* _Work item_
Your response should consist of one number, the count of lines below that contain "text".

* _Records provided_
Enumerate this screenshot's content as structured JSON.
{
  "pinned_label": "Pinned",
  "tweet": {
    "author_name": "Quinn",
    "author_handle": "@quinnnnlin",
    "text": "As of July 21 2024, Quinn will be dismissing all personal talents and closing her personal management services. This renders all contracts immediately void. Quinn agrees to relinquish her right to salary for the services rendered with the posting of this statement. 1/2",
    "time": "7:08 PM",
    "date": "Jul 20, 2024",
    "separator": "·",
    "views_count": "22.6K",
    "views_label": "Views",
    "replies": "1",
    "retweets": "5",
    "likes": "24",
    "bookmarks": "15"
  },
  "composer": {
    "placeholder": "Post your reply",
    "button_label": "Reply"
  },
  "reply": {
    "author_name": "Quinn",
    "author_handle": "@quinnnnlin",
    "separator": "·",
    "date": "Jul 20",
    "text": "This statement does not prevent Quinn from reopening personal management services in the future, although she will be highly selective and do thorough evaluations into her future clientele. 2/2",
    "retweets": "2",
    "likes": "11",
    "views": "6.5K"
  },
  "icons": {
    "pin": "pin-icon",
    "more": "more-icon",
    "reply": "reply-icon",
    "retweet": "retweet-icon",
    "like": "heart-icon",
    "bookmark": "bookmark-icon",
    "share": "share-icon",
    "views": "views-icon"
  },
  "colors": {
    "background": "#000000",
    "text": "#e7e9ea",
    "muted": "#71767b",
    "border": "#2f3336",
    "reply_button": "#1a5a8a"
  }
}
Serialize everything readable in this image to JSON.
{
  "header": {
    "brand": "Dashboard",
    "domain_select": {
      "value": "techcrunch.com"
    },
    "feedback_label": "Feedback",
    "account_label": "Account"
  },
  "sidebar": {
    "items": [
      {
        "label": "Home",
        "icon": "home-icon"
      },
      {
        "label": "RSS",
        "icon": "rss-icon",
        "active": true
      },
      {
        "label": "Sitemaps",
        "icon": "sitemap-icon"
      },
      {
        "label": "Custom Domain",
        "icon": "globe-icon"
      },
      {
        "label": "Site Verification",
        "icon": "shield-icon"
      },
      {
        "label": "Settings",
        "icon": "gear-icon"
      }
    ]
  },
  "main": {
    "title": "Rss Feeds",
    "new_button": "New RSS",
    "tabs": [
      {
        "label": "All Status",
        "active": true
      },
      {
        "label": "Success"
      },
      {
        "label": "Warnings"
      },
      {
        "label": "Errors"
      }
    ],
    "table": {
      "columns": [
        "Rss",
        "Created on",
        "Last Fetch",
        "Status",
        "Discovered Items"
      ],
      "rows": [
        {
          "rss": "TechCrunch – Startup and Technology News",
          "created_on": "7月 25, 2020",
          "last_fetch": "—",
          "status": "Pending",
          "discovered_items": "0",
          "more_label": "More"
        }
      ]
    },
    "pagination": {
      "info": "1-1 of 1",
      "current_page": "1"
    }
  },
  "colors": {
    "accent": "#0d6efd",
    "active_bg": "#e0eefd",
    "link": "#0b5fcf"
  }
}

* _Exercise response_
3